Candidate experience is a booming business. Anyone with the ability to create a more positive experience for a company’s job applicants is in a great position right now, and that won’t change any time soon. In the last ten years, interest in the candidate experience has grown exponentially, as evidenced by Google Trends data.
On top of that, we’re seeing more evidence that the candidate experience is more than just a “nice to have” for businesses serious about profitability. One HR Open Source case study of Virgin Media highlighted the company’s transformation, detailing just how the firm was able to attribute more than $7 million in revenue to its improved treatment of candidates during the hiring process. This combination of factors is most likely why “candidate experience” was one of the top three priorities for recruiting leaders in the latest Lighthouse Research Talent Acquisition Sentiment Study.
In 2019 and beyond, we expect to see some specific ways this part of the talent acquisition world continues to evolve.
Video is integral to hiring processes
Video is huge, both for businesses and consumers. YouTube is the second largest search engine in the world (with greater traffic than AOL, Bing, and Yahoo combined!). Netflix and other video streaming services now account for the majority of internet traffic worldwide. We have come to expect and appreciate video on many levels, but it hasn’t yet made its way deep into the hiring process.
In one 2017 study, our team at Lighthouse Research found that candidates most want to see hiring managers in videos, not the stuffy “company overview” content that the majority of companies share. Additionally, with greater competition for talent, some companies are now offering video tours of workspaces to help attract the interest of potential candidates. Video is a powerful substitute for in-person experiences, and it’s infinitely more scalable, as well.
Video is going to be increasingly woven throughout the hiring process, creating a more personalized and seamless experience for all candidates.
Assessments are appreciated, but…
We’ve long been told that candidates hate assessments in the hiring process. They slow things down, they muddy the waters, and they don’t add any perceivable value to the overall experience.
The truth is, though, candidates actually do like assessments, but only if they actually give them a chance to show how qualified they are for the job. In other words, don’t throw them a generic personality test and expect them to be happy. Instead, look for ways to allow them to demonstrate their job-related skills and knowledge.
For instance, don’t ask software engineers to answer fifty questions about their motivations and work styles; instead, ask them to create or examine a short snippet of code to perform a specific function. Not surprisingly, employers in our study also said they think these assessments are the best for selecting the most qualified candidates as well.

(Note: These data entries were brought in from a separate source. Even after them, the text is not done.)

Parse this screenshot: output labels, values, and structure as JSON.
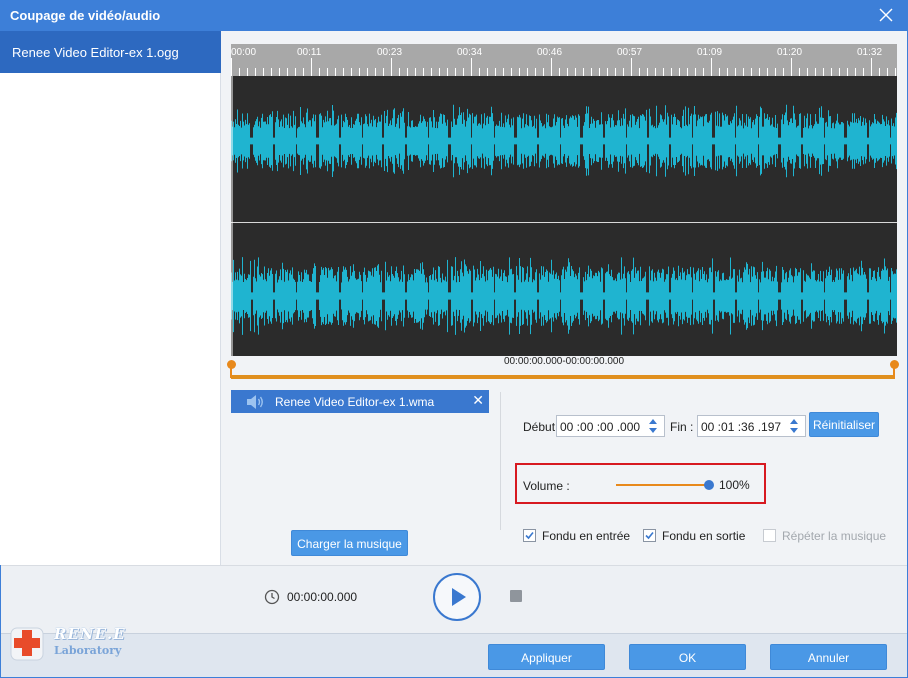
{
  "window": {
    "title": "Coupage de vidéo/audio"
  },
  "sidebar": {
    "items": [
      {
        "label": "Renee Video Editor-ex 1.ogg"
      }
    ]
  },
  "timeline": {
    "ticks": [
      "00:00",
      "00:11",
      "00:23",
      "00:34",
      "00:46",
      "00:57",
      "01:09",
      "01:20",
      "01:32"
    ],
    "range_text": "00:00:00.000-00:00:00.000"
  },
  "audio_track": {
    "name": "Renee Video Editor-ex 1.wma",
    "icon": "speaker-icon"
  },
  "buttons": {
    "load_music": "Charger la musique",
    "reset": "Réinitialiser",
    "apply": "Appliquer",
    "ok": "OK",
    "cancel": "Annuler"
  },
  "trim": {
    "start_label": "Début",
    "start_value": "00 :00 :00 .000",
    "end_label": "Fin :",
    "end_value": "00 :01 :36 .197"
  },
  "volume": {
    "label": "Volume :",
    "value_text": "100%",
    "level": 1.0
  },
  "options": {
    "fade_in": {
      "label": "Fondu en entrée",
      "checked": true
    },
    "fade_out": {
      "label": "Fondu en sortie",
      "checked": true
    },
    "repeat_music": {
      "label": "Répéter la musique",
      "checked": false,
      "disabled": true
    }
  },
  "playback": {
    "time": "00:00:00.000"
  },
  "logo": {
    "brand": "RENE.E",
    "sub": "Laboratory"
  },
  "colors": {
    "titlebar": "#3d7fd8",
    "waveform": "#1fb4d0",
    "waveform_bg": "#2b2b2b",
    "accent_orange": "#e8891c",
    "button_blue": "#4a98e6",
    "highlight_red": "#d71920"
  }
}
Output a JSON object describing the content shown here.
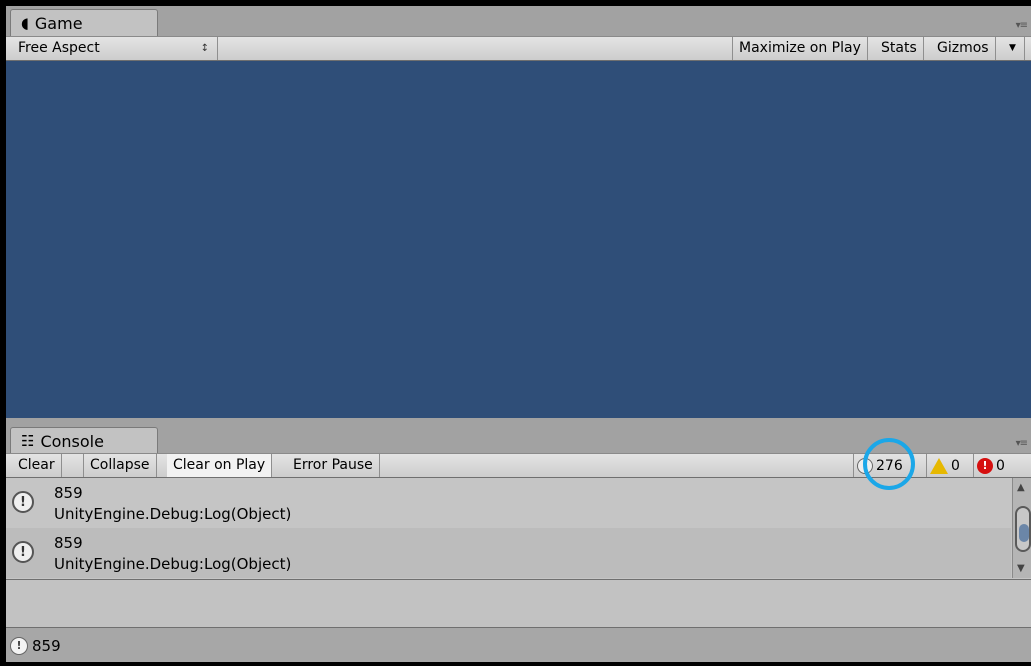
{
  "game": {
    "tab_label": "Game",
    "tab_icon": "pacman-icon",
    "aspect_label": "Free Aspect",
    "maximize_label": "Maximize on Play",
    "stats_label": "Stats",
    "gizmos_label": "Gizmos",
    "background_color": "#2f4e78"
  },
  "console": {
    "tab_label": "Console",
    "tab_icon": "console-icon",
    "toolbar": {
      "clear": "Clear",
      "collapse": "Collapse",
      "clear_on_play": "Clear on Play",
      "error_pause": "Error Pause"
    },
    "counts": {
      "log": "276",
      "warning": "0",
      "error": "0"
    },
    "entries": [
      {
        "line1": "859",
        "line2": "UnityEngine.Debug:Log(Object)"
      },
      {
        "line1": "859",
        "line2": "UnityEngine.Debug:Log(Object)"
      }
    ]
  },
  "status_bar": {
    "text": "859"
  },
  "colors": {
    "highlight": "#1ba7e8",
    "error": "#d60f0f",
    "warning": "#e6b800"
  }
}
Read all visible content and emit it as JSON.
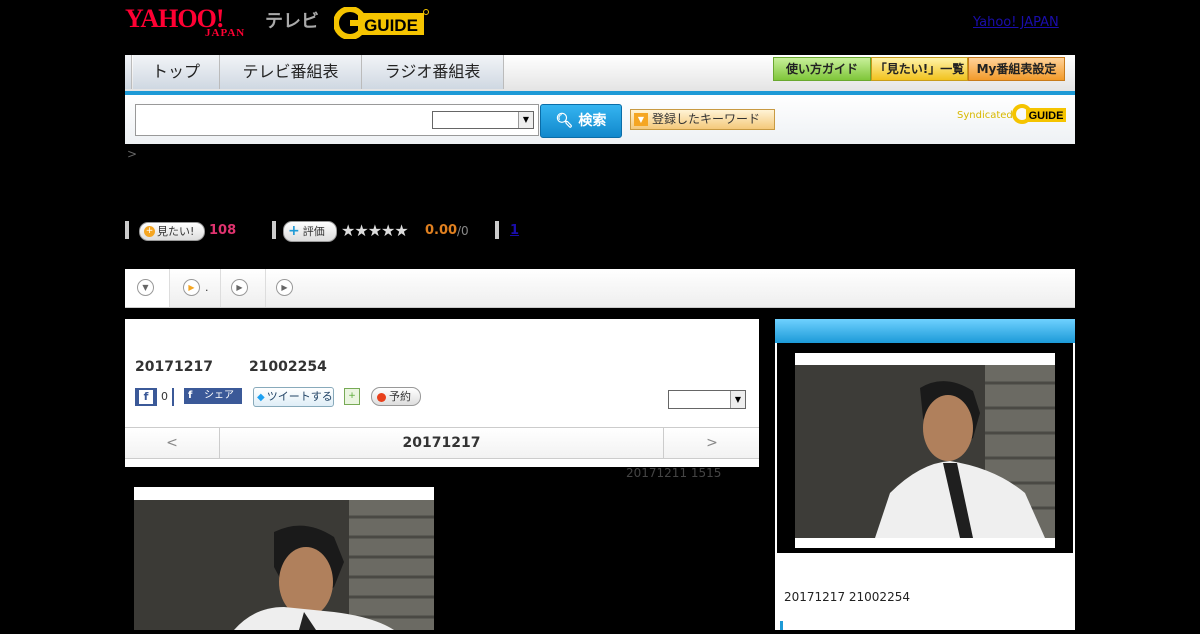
{
  "header": {
    "logo_yahoo": "YAHOO!",
    "logo_japan": "JAPAN",
    "logo_tv": "テレビ",
    "logo_gguide": "GUIDE",
    "yahoo_japan_link": "Yahoo! JAPAN"
  },
  "nav": {
    "tabs": [
      "トップ",
      "テレビ番組表",
      "ラジオ番組表"
    ],
    "buttons": [
      "使い方ガイド",
      "「見たい!」一覧",
      "My番組表設定"
    ]
  },
  "search": {
    "input_value": "",
    "select_value": "",
    "button_label": "検索",
    "keyword_button": "登録したキーワード",
    "syndicated": "Syndicated"
  },
  "breadcrumb": ">",
  "stats": {
    "want_label": "見たい!",
    "want_count": "108",
    "rate_label": "評価",
    "rating_value": "0.00",
    "rating_count": "/0",
    "review_link": "1",
    "stars": 0
  },
  "tabs": {
    "tab2_suffix": "."
  },
  "program": {
    "date_code": "20171217",
    "id_code": "21002254",
    "fb_like_count": "0",
    "fb_share": "シェア",
    "tweet": "ツイートする",
    "reserve": "予約",
    "select_value": ""
  },
  "date_nav": {
    "prev": "<",
    "date": "20171217",
    "next": ">"
  },
  "updated": "20171211  1515",
  "sidebar": {
    "date_line": "20171217  21002254"
  },
  "colors": {
    "accent_blue": "#1e9ad6",
    "yahoo_red": "#ff0033",
    "gguide_yellow": "#f5c400",
    "want_pink": "#e0336f",
    "rating_orange": "#e08020"
  }
}
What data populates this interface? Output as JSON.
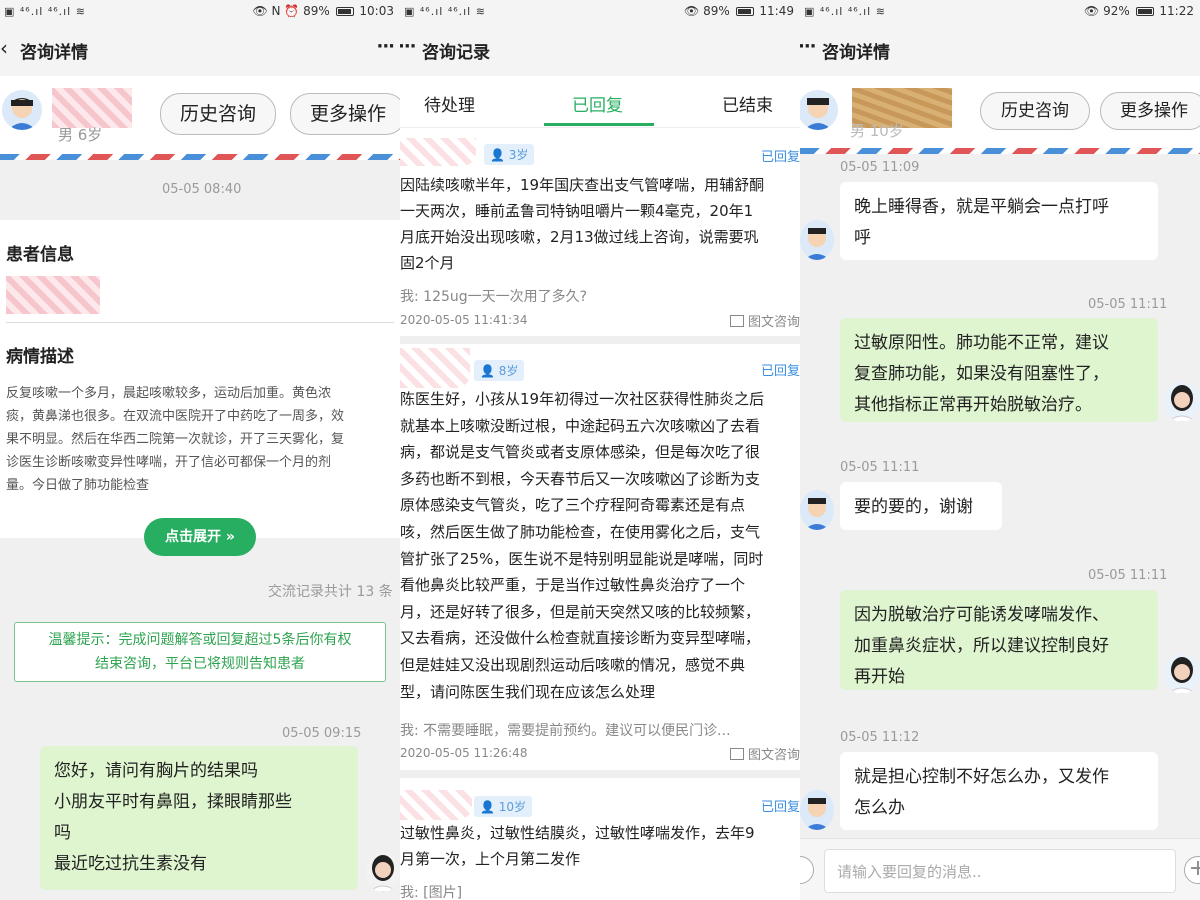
{
  "p1": {
    "status_left": "▣ ⁴⁶.ıl ⁴⁶.ıl ≋",
    "status_right": "👁 N ⏰ 89%",
    "time": "10:03",
    "nav_title": "咨询详情",
    "nav_more": "···",
    "history_btn": "历史咨询",
    "more_btn": "更多操作",
    "patient_sub": "男 6岁",
    "start_time": "05-05 08:40",
    "patient_info_title": "患者信息",
    "condition_title": "病情描述",
    "condition_lines": [
      "反复咳嗽一个多月，晨起咳嗽较多，运动后加重。黄色浓",
      "痰，黄鼻涕也很多。在双流中医院开了中药吃了一周多，效",
      "果不明显。然后在华西二院第一次就诊，开了三天雾化，复",
      "诊医生诊断咳嗽变异性哮喘，开了信必可都保一个月的剂",
      "量。今日做了肺功能检查"
    ],
    "expand_btn": "点击展开 »",
    "record_count": "交流记录共计 13 条",
    "notice_lines": [
      "温馨提示：完成问题解答或回复超过5条后你有权",
      "结束咨询，平台已将规则告知患者"
    ],
    "msg_time": "05-05 09:15",
    "msg_lines": [
      "您好，请问有胸片的结果吗",
      "小朋友平时有鼻阻，揉眼睛那些",
      "吗",
      "最近吃过抗生素没有"
    ]
  },
  "p2": {
    "status_left": "▣ ⁴⁶.ıl ⁴⁶.ıl ≋",
    "status_right": "👁 89%",
    "time": "11:49",
    "nav_title": "咨询记录",
    "nav_more_left": "···",
    "tabs": [
      "待处理",
      "已回复",
      "已结束"
    ],
    "items": [
      {
        "age": "3岁",
        "status": "已回复",
        "lines": [
          "因陆续咳嗽半年，19年国庆查出支气管哮喘，用辅舒酮",
          "一天两次，睡前孟鲁司特钠咀嚼片一颗4毫克，20年1",
          "月底开始没出现咳嗽，2月13做过线上咨询，说需要巩",
          "固2个月"
        ],
        "answer": "我: 125ug一天一次用了多久?",
        "datetime": "2020-05-05 11:41:34",
        "kind": "图文咨询"
      },
      {
        "age": "8岁",
        "status": "已回复",
        "lines": [
          "陈医生好，小孩从19年初得过一次社区获得性肺炎之后",
          "就基本上咳嗽没断过根，中途起码五六次咳嗽凶了去看",
          "病，都说是支气管炎或者支原体感染，但是每次吃了很",
          "多药也断不到根，今天春节后又一次咳嗽凶了诊断为支",
          "原体感染支气管炎，吃了三个疗程阿奇霉素还是有点",
          "咳，然后医生做了肺功能检查，在使用雾化之后，支气",
          "管扩张了25%，医生说不是特别明显能说是哮喘，同时",
          "看他鼻炎比较严重，于是当作过敏性鼻炎治疗了一个",
          "月，还是好转了很多，但是前天突然又咳的比较频繁，",
          "又去看病，还没做什么检查就直接诊断为变异型哮喘，",
          "但是娃娃又没出现剧烈运动后咳嗽的情况，感觉不典",
          "型，请问陈医生我们现在应该怎么处理"
        ],
        "answer": "我: 不需要睡眠，需要提前预约。建议可以便民门诊...",
        "datetime": "2020-05-05 11:26:48",
        "kind": "图文咨询"
      },
      {
        "age": "10岁",
        "status": "已回复",
        "lines": [
          "过敏性鼻炎，过敏性结膜炎，过敏性哮喘发作，去年9",
          "月第一次，上个月第二发作"
        ],
        "answer": "我: [图片]",
        "datetime": "",
        "kind": ""
      }
    ]
  },
  "p3": {
    "status_left": "▣ ⁴⁶.ıl ⁴⁶.ıl ≋",
    "status_right": "👁 92%",
    "time": "11:22",
    "nav_title": "咨询详情",
    "nav_more_left": "···",
    "history_btn": "历史咨询",
    "more_btn": "更多操作",
    "patient_sub": "男 10岁",
    "messages": [
      {
        "time": "05-05 11:09",
        "from": "patient",
        "lines": [
          "晚上睡得香，就是平躺会一点打呼",
          "呼"
        ]
      },
      {
        "time": "05-05 11:11",
        "from": "doctor",
        "lines": [
          "过敏原阳性。肺功能不正常，建议",
          "复查肺功能，如果没有阻塞性了，",
          "其他指标正常再开始脱敏治疗。"
        ]
      },
      {
        "time": "05-05 11:11",
        "from": "patient",
        "lines": [
          "要的要的，谢谢"
        ]
      },
      {
        "time": "05-05 11:11",
        "from": "doctor",
        "lines": [
          "因为脱敏治疗可能诱发哮喘发作、",
          "加重鼻炎症状，所以建议控制良好",
          "再开始"
        ]
      },
      {
        "time": "05-05 11:12",
        "from": "patient",
        "lines": [
          "就是担心控制不好怎么办，又发作",
          "怎么办"
        ]
      }
    ],
    "input_placeholder": "请输入要回复的消息..",
    "plus": "+"
  }
}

Additionally, we’ve found that even candidates that aren’t ultimately chosen are still happier because they feel like they got a fair chance in these types of experiences.
We expect to see more businesses deploying these types of “try before you buy” assessments to appeal to candidates and make better selection decisions.
Scheduling and interviewing delays are weak points
Between recruitment marketing, employer branding, and onboarding, employers have shored up many of the gaps in the candidate experience in recent years. However, scheduling and interviewing are still weak points in the process. Scheduling takes time, and for high-quality candidates in a hot job market, every hour of delay is another hour they are open to communications from the competition.
More and more employers are looking at scheduling automation tools to help speed up the conversation between initial candidate intake and the actual interviewing phase. In the 2017 Talent Board Candidate Experience Report, the number one planned area of investment for employers was scheduling technology.
In the big picture, scheduling might seem like a minor point compared to some other aspects of the candidate experience. However, it’s often the first true interaction with the employer, and we all know the importance of first impressions. If that impression is not a good one, it may taint the rest of the experience and cause candidates to move on to employers that are easier to work with.
More employers will utilize scheduling technology so support their candidate experience and create a more seamless workflow from beginning to end.
Taken as a whole, these trends are about creating a more seamless and responsive candidate experience that treats every individual as a valuable part of the hiring process. Ideally, even those that aren’t ultimately selected for the job will still be interested in the employer for future opportunities because they were treated so well. Candidate experience still has a long way to go, but progress and innovation continue to happen on a regular basis, creating a powerful, positive experience for all applicants.